He used a TPA to have his self-directed IRA purchase a rental property worth $180,000. To do this, he used $63,000 from his IRA… and received a bank loan for the remainder of the purchase price. This left him with $37,000 cash in his IRA ‒ and an asset worth $180,000 within the same account.
So, when you add the $180,000 house and the $37,000 in cash, he now has an IRA worth $217,000.
The whole process of closing the deal on the house took about 45 days (fairly typical). So he more than doubled the amount in his IRA ‒ from $100,000 to $217,000 ‒ in about 45 days.
Here’s the breakdown so far:
Not bad for six weeks’ worth of effort…
But it gets even better. This is clear when you look at the assumptions he made for a 10-year period (which is generally a good time frame to work with for an investment like this).
Jon figured his annual appreciation at three percent. Because he bought this property in 2008, at the height of the market, this was a good figure to work with. Now for simplicity’s sake, I’m just going to give the uncompounded appreciation number here ‒ just know that this is actually a compounded interest rate in “real life”, so the projected appreciation was actually a bit higher.
A three percent annual appreciation rate on $180,000 yields $54,000 over ten years. So the ten-year appreciated value of his account is $271,000 ($217,000 plus $54,000).
And here’s another interesting thing. In fact, some of you may have noticed this… while it’s true that Jon’s house is worth $234,000 after ten years ($180,000 plus $54,000), he’s still got to pay off the loan that his IRA received from the bank. So how does that affect the numbers?
Well, he gets about $1,450 per month in rent. After expenses, he’s left with $900 per month. What Jon does is, he uses that $900 per month to pay down the principal on the loan. And remember, it’s actually his tenants who are paying off the loan for him.
So, with $900 per month cash flow coming in from rent, he will only owe about $40,000 on the house after 10 years. When it comes time to sell, you subtract that $40,000 from the account’s appreciated value of $271,000 ‒ and you get a value of $231,000 for the IRA after ten years.
Here’s how it looks:
Again, growing your account from $100,000 to $231,000 like this, in just 10 years, is… amazing.
But what about that 10-year ROI number? Where does that come from?

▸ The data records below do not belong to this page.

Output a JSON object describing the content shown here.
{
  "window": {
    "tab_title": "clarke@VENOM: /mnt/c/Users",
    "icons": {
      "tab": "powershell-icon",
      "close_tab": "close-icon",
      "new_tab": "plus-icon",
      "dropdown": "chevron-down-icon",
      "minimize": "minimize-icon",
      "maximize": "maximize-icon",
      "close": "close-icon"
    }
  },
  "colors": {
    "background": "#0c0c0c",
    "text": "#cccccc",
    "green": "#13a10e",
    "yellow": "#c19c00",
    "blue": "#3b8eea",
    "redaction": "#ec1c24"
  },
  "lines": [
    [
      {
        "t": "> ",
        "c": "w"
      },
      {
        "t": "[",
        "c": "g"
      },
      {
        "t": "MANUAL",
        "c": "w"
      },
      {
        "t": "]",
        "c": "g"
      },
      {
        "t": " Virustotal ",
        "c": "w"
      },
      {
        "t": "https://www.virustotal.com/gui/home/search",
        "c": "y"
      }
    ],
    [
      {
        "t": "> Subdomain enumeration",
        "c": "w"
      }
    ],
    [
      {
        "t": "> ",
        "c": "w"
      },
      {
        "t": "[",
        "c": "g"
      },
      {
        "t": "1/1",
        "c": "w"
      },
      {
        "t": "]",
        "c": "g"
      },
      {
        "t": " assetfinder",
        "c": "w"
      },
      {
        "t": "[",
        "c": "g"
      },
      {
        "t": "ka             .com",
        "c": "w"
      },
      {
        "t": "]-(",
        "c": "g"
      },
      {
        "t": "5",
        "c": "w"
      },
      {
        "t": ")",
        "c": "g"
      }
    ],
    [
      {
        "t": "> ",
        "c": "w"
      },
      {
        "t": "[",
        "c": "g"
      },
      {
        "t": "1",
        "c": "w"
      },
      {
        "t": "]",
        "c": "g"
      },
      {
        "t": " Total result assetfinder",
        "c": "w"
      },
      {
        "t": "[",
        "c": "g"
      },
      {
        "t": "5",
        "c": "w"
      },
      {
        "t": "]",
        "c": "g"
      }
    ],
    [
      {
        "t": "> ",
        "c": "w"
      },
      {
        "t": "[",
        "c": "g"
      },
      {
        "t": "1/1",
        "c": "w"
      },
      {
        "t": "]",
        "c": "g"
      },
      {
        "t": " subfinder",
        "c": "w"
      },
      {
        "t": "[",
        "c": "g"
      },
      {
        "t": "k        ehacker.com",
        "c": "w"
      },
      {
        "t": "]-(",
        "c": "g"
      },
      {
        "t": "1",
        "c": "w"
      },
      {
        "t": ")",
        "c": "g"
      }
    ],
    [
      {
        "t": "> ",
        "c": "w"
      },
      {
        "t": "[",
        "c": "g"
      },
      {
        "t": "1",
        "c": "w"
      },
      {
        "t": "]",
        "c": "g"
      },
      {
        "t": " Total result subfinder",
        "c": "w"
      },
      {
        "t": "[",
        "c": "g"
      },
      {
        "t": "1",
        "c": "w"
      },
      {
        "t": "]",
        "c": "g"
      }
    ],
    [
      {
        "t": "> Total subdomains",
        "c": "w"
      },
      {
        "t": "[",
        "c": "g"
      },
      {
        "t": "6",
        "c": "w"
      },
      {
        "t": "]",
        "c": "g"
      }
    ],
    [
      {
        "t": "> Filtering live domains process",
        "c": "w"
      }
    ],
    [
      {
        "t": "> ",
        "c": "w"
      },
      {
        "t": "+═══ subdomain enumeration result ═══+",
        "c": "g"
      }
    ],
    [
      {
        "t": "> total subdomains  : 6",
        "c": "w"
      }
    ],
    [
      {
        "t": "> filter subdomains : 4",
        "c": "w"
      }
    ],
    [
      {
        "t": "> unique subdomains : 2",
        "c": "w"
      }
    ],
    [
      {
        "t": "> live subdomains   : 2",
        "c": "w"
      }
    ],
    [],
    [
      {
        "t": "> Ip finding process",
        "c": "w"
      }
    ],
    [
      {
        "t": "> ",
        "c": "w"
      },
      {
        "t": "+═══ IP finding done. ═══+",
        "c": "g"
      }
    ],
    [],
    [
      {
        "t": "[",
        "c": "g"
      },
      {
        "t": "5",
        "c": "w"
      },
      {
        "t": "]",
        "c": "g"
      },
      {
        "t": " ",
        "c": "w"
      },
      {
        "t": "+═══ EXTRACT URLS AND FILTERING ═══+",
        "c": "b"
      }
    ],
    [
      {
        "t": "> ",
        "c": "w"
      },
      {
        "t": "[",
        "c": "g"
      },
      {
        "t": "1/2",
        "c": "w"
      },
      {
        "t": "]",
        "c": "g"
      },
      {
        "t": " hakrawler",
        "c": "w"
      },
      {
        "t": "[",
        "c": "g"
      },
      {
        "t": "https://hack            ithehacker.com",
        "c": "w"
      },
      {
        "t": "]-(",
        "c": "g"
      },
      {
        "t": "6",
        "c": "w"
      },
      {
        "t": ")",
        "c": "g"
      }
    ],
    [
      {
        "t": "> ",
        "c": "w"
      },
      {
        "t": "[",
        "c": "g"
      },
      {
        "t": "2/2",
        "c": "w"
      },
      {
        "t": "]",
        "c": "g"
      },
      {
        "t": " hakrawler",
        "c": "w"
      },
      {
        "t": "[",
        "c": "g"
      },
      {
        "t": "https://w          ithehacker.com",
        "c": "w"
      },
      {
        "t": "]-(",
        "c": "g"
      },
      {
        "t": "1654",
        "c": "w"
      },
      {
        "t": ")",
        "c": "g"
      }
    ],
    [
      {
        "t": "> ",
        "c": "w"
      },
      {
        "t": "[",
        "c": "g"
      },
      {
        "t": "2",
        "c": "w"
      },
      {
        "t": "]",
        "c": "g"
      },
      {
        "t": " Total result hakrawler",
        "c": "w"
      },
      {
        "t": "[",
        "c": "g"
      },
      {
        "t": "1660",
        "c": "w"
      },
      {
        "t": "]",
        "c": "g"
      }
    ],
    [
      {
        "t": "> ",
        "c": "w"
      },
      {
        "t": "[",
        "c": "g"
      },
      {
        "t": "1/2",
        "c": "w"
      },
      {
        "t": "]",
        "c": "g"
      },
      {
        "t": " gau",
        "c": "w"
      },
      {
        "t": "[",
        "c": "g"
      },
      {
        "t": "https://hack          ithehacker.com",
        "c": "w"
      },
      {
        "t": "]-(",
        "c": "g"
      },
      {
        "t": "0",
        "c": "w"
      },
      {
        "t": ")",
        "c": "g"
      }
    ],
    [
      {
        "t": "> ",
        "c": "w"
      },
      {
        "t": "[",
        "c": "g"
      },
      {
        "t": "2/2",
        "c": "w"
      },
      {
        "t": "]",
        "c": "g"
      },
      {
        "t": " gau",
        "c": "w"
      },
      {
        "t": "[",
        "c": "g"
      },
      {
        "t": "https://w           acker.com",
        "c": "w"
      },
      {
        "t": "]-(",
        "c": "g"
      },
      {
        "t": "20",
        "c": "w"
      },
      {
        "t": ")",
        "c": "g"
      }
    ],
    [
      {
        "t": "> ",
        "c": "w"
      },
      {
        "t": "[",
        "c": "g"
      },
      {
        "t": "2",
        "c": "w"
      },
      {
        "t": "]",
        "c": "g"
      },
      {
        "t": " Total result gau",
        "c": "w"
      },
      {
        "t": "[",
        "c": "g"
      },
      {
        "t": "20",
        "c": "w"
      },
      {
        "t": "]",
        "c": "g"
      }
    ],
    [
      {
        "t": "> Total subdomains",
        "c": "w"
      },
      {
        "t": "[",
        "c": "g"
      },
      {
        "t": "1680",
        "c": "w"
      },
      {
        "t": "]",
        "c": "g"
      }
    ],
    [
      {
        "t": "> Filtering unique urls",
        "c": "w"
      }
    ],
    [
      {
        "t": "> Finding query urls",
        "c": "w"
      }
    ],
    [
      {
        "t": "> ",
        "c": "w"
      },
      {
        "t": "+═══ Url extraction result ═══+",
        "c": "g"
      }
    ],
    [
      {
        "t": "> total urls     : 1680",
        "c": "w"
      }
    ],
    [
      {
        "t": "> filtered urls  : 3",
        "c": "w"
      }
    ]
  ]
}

Well, remember: he only invested $63,000. Not all $100,000 of his IRA, and not the full $180,000 the house was worth. He just invested $63,000.
And when you divide that $63,000 into the account’s $231,000 value after 10 years, you get an ROI of 367%. Spread out over ten years, that’s an annual return of 36.7 percent!
Folks, that’s an incredible return…
(The last time I checked in with Jon, his actual numbers were tracking right along with his assumptions. His investment is paying off nicely!)
It’s good to have assets. And for our purposes, the main reason it’s so good is because there are some very real, doable, and powerful ways to leverage that money to get you a truly incredible ROI.
It’s largely a matter of identifying your assets and gaining the knowledge of how to tap into them.
The case study we walked through is just one example of the many ways you can play the real-life game of real estate investing… and play to win. Big.
In the next post in this series, we’ll dive into the rules and guidelines you should use when choosing the right properties to invest in…
Give us a call at (801) 990-5109 or schedule your free appointment here to begin your personalized Wealth Plan. We’re happy to help you clarify and reach your financial goals by investing in real estate.